→ Task item: Your task is to copy the data exactly while leaving out every picture.
*** Data for analysis Section Begins ***
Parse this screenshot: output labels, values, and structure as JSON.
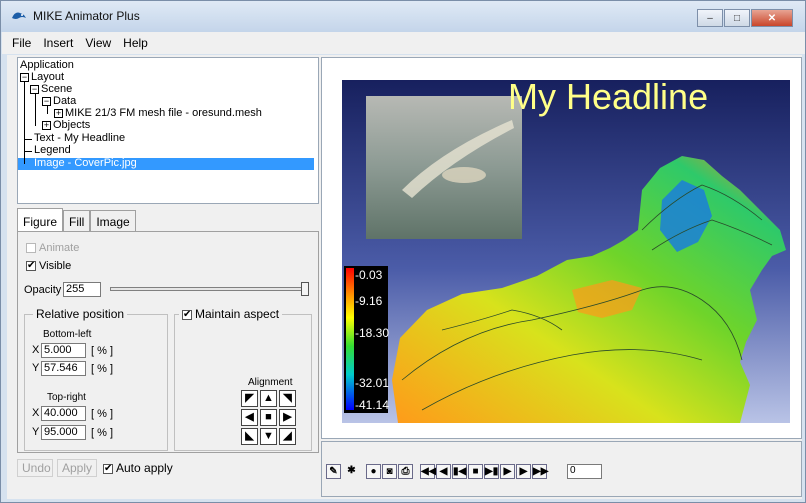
{
  "window": {
    "title": "MIKE Animator Plus",
    "minimize": "–",
    "maximize": "□",
    "close": "✕"
  },
  "menu": {
    "file": "File",
    "insert": "Insert",
    "view": "View",
    "help": "Help"
  },
  "tree": {
    "application": "Application",
    "layout": "Layout",
    "scene": "Scene",
    "data": "Data",
    "mesh_file": "MIKE 21/3 FM mesh file - oresund.mesh",
    "objects": "Objects",
    "text_item": "Text - My Headline",
    "legend_item": "Legend",
    "image_item": "Image - CoverPic.jpg",
    "expand_minus": "−",
    "expand_plus": "+"
  },
  "tabs": {
    "figure": "Figure",
    "fill": "Fill",
    "image": "Image"
  },
  "figure": {
    "animate_label": "Animate",
    "animate_checked": false,
    "visible_label": "Visible",
    "visible_checked": true,
    "opacity_label": "Opacity",
    "opacity_value": "255",
    "relative_position_label": "Relative position",
    "maintain_aspect_label": "Maintain aspect",
    "maintain_aspect_checked": true,
    "bottom_left_label": "Bottom-left",
    "top_right_label": "Top-right",
    "x_label": "X",
    "y_label": "Y",
    "percent_unit": "[ % ]",
    "bl_x": "5.000",
    "bl_y": "57.546",
    "tr_x": "40.000",
    "tr_y": "95.000",
    "alignment_label": "Alignment"
  },
  "bottom": {
    "undo": "Undo",
    "apply": "Apply",
    "auto_apply": "Auto apply",
    "auto_apply_checked": true,
    "check_mark": "✔"
  },
  "scene": {
    "headline": "My Headline",
    "legend_values": [
      "-0.03",
      "-9.16",
      "-18.30",
      "-32.01",
      "-41.14"
    ]
  },
  "player": {
    "frame_value": "0"
  }
}
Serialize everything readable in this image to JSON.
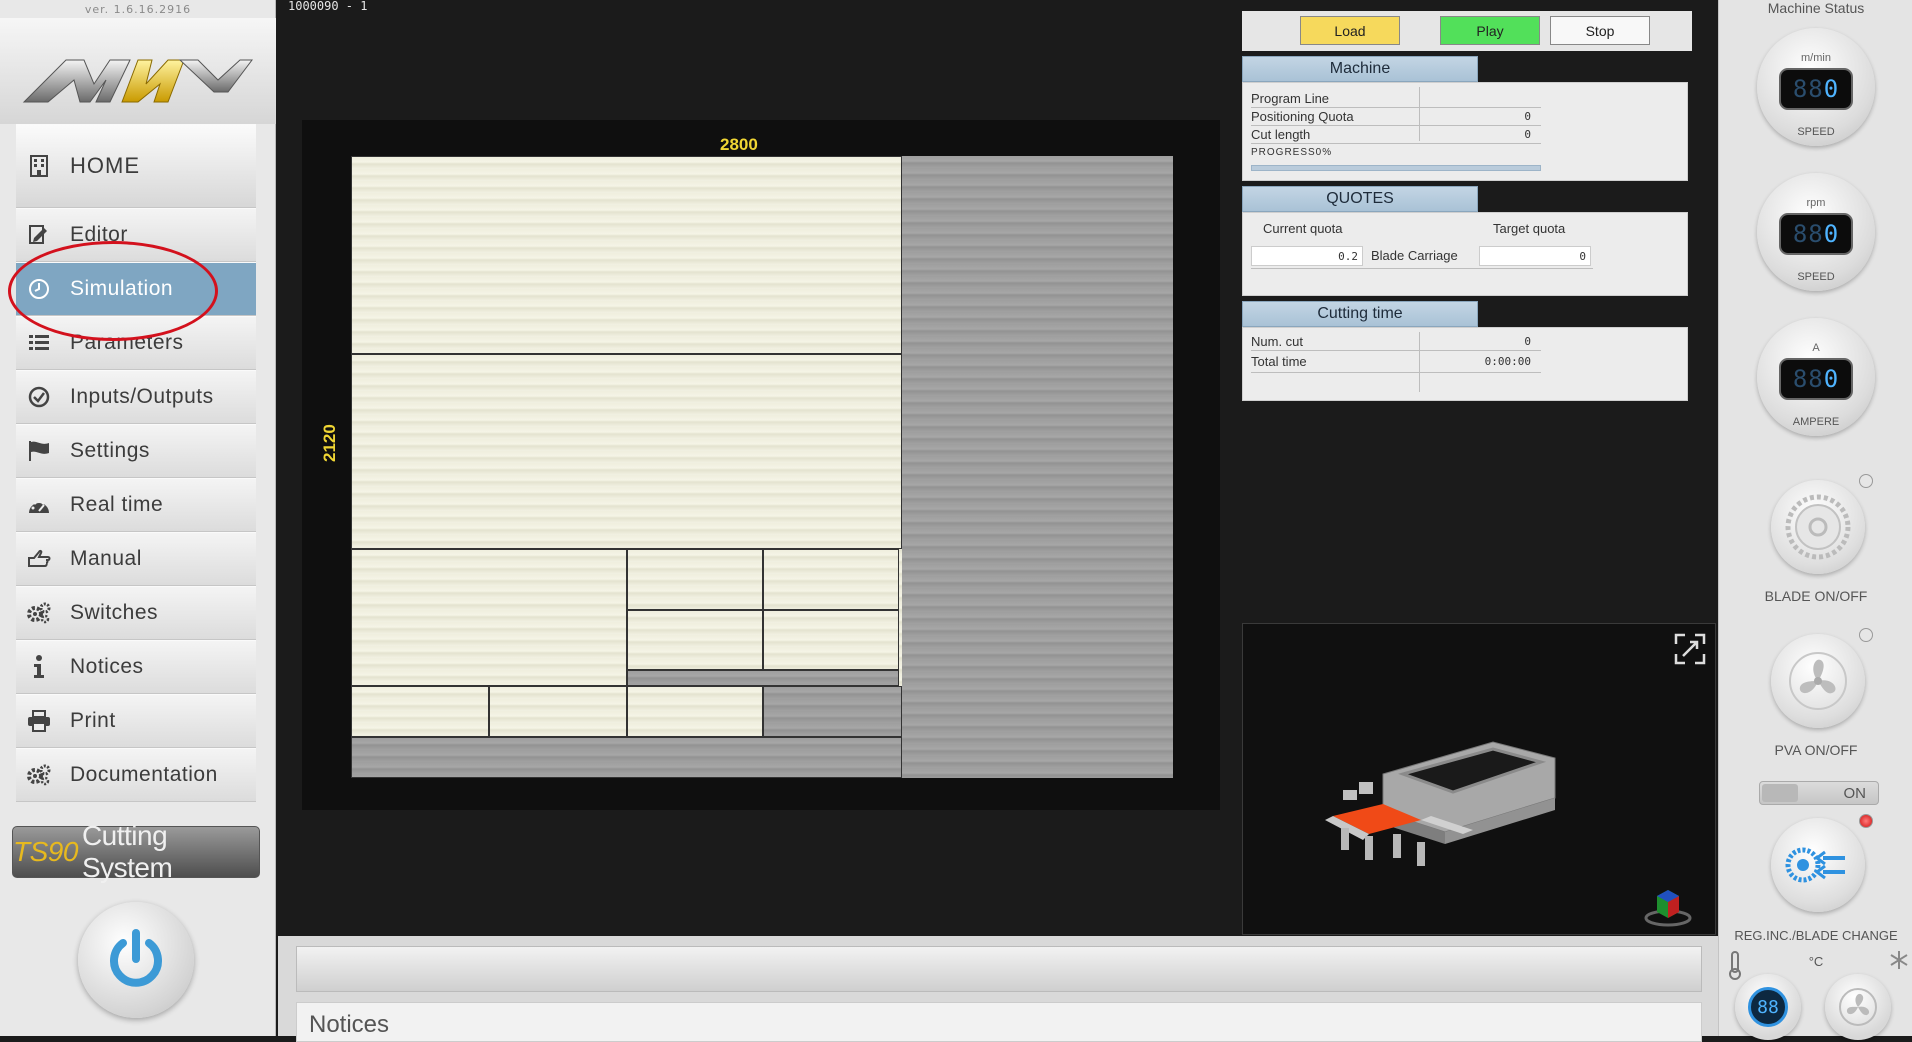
{
  "app": {
    "version": "ver. 1.6.16.2916",
    "program_title": "1000090 - 1"
  },
  "sidebar": {
    "items": [
      {
        "label": "HOME",
        "icon": "building-icon"
      },
      {
        "label": "Editor",
        "icon": "edit-document-icon"
      },
      {
        "label": "Simulation",
        "icon": "clock-icon",
        "active": true
      },
      {
        "label": "Parameters",
        "icon": "list-icon"
      },
      {
        "label": "Inputs/Outputs",
        "icon": "check-circle-icon"
      },
      {
        "label": "Settings",
        "icon": "flag-icon"
      },
      {
        "label": "Real time",
        "icon": "dashboard-icon"
      },
      {
        "label": "Manual",
        "icon": "hand-pointer-icon"
      },
      {
        "label": "Switches",
        "icon": "gears-icon"
      },
      {
        "label": "Notices",
        "icon": "info-icon"
      },
      {
        "label": "Print",
        "icon": "printer-icon"
      },
      {
        "label": "Documentation",
        "icon": "gears-icon"
      }
    ],
    "brand_model": "TS90",
    "brand_name": "Cutting System"
  },
  "controls": {
    "load": "Load",
    "play": "Play",
    "stop": "Stop"
  },
  "sheet": {
    "width_label": "2800",
    "height_label": "2120"
  },
  "machine": {
    "title": "Machine",
    "program_line_label": "Program Line",
    "program_line_value": "",
    "positioning_quota_label": "Positioning Quota",
    "positioning_quota_value": "0",
    "cut_length_label": "Cut length",
    "cut_length_value": "0",
    "progress_label": "PROGRESS0%",
    "progress": 0
  },
  "quotes": {
    "title": "QUOTES",
    "current_label": "Current quota",
    "target_label": "Target quota",
    "current_value": "0.2",
    "blade_carriage_label": "Blade Carriage",
    "target_value": "0"
  },
  "cutting_time": {
    "title": "Cutting time",
    "num_cut_label": "Num. cut",
    "num_cut_value": "0",
    "total_time_label": "Total time",
    "total_time_value": "0:00:00"
  },
  "notices": {
    "title": "Notices"
  },
  "machine_status": {
    "title": "Machine Status",
    "speed1": {
      "unit": "m/min",
      "value": "0",
      "label": "SPEED"
    },
    "speed2": {
      "unit": "rpm",
      "value": "0",
      "label": "SPEED"
    },
    "ampere": {
      "unit": "A",
      "value": "0",
      "label": "AMPERE"
    },
    "blade_label": "BLADE ON/OFF",
    "pva_label": "PVA ON/OFF",
    "toggle_label": "ON",
    "reg_label": "REG.INC./BLADE CHANGE",
    "temp_unit": "°C"
  },
  "colors": {
    "active": "#7fa6c2",
    "load": "#f6d95c",
    "play": "#52e05a",
    "dimension": "#f0d634",
    "annotation": "#d3111d"
  }
}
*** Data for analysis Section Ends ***
→ Task output:
Parse this screenshot: output labels, values, and structure as JSON.
{
  "window": {
    "title": "MIKE Animator Plus",
    "minimize": "–",
    "maximize": "□",
    "close": "✕"
  },
  "menu": {
    "file": "File",
    "insert": "Insert",
    "view": "View",
    "help": "Help"
  },
  "tree": {
    "application": "Application",
    "layout": "Layout",
    "scene": "Scene",
    "data": "Data",
    "mesh_file": "MIKE 21/3 FM mesh file - oresund.mesh",
    "objects": "Objects",
    "text_item": "Text - My Headline",
    "legend_item": "Legend",
    "image_item": "Image - CoverPic.jpg",
    "expand_minus": "−",
    "expand_plus": "+"
  },
  "tabs": {
    "figure": "Figure",
    "fill": "Fill",
    "image": "Image"
  },
  "figure": {
    "animate_label": "Animate",
    "animate_checked": false,
    "visible_label": "Visible",
    "visible_checked": true,
    "opacity_label": "Opacity",
    "opacity_value": "255",
    "relative_position_label": "Relative position",
    "maintain_aspect_label": "Maintain aspect",
    "maintain_aspect_checked": true,
    "bottom_left_label": "Bottom-left",
    "top_right_label": "Top-right",
    "x_label": "X",
    "y_label": "Y",
    "percent_unit": "[ % ]",
    "bl_x": "5.000",
    "bl_y": "57.546",
    "tr_x": "40.000",
    "tr_y": "95.000",
    "alignment_label": "Alignment"
  },
  "bottom": {
    "undo": "Undo",
    "apply": "Apply",
    "auto_apply": "Auto apply",
    "auto_apply_checked": true,
    "check_mark": "✔"
  },
  "scene": {
    "headline": "My Headline",
    "legend_values": [
      "-0.03",
      "-9.16",
      "-18.30",
      "-32.01",
      "-41.14"
    ]
  },
  "player": {
    "frame_value": "0"
  }
}
Serialize everything readable in this image to JSON.
{
  "app": {
    "version": "ver. 1.6.16.2916",
    "program_title": "1000090 - 1"
  },
  "sidebar": {
    "items": [
      {
        "label": "HOME",
        "icon": "building-icon"
      },
      {
        "label": "Editor",
        "icon": "edit-document-icon"
      },
      {
        "label": "Simulation",
        "icon": "clock-icon",
        "active": true
      },
      {
        "label": "Parameters",
        "icon": "list-icon"
      },
      {
        "label": "Inputs/Outputs",
        "icon": "check-circle-icon"
      },
      {
        "label": "Settings",
        "icon": "flag-icon"
      },
      {
        "label": "Real time",
        "icon": "dashboard-icon"
      },
      {
        "label": "Manual",
        "icon": "hand-pointer-icon"
      },
      {
        "label": "Switches",
        "icon": "gears-icon"
      },
      {
        "label": "Notices",
        "icon": "info-icon"
      },
      {
        "label": "Print",
        "icon": "printer-icon"
      },
      {
        "label": "Documentation",
        "icon": "gears-icon"
      }
    ],
    "brand_model": "TS90",
    "brand_name": "Cutting System"
  },
  "controls": {
    "load": "Load",
    "play": "Play",
    "stop": "Stop"
  },
  "sheet": {
    "width_label": "2800",
    "height_label": "2120"
  },
  "machine": {
    "title": "Machine",
    "program_line_label": "Program Line",
    "program_line_value": "",
    "positioning_quota_label": "Positioning Quota",
    "positioning_quota_value": "0",
    "cut_length_label": "Cut length",
    "cut_length_value": "0",
    "progress_label": "PROGRESS0%",
    "progress": 0
  },
  "quotes": {
    "title": "QUOTES",
    "current_label": "Current quota",
    "target_label": "Target quota",
    "current_value": "0.2",
    "blade_carriage_label": "Blade Carriage",
    "target_value": "0"
  },
  "cutting_time": {
    "title": "Cutting time",
    "num_cut_label": "Num. cut",
    "num_cut_value": "0",
    "total_time_label": "Total time",
    "total_time_value": "0:00:00"
  },
  "notices": {
    "title": "Notices"
  },
  "machine_status": {
    "title": "Machine Status",
    "speed1": {
      "unit": "m/min",
      "value": "0",
      "label": "SPEED"
    },
    "speed2": {
      "unit": "rpm",
      "value": "0",
      "label": "SPEED"
    },
    "ampere": {
      "unit": "A",
      "value": "0",
      "label": "AMPERE"
    },
    "blade_label": "BLADE ON/OFF",
    "pva_label": "PVA ON/OFF",
    "toggle_label": "ON",
    "reg_label": "REG.INC./BLADE CHANGE",
    "temp_unit": "°C"
  },
  "colors": {
    "active": "#7fa6c2",
    "load": "#f6d95c",
    "play": "#52e05a",
    "dimension": "#f0d634",
    "annotation": "#d3111d"
  }
}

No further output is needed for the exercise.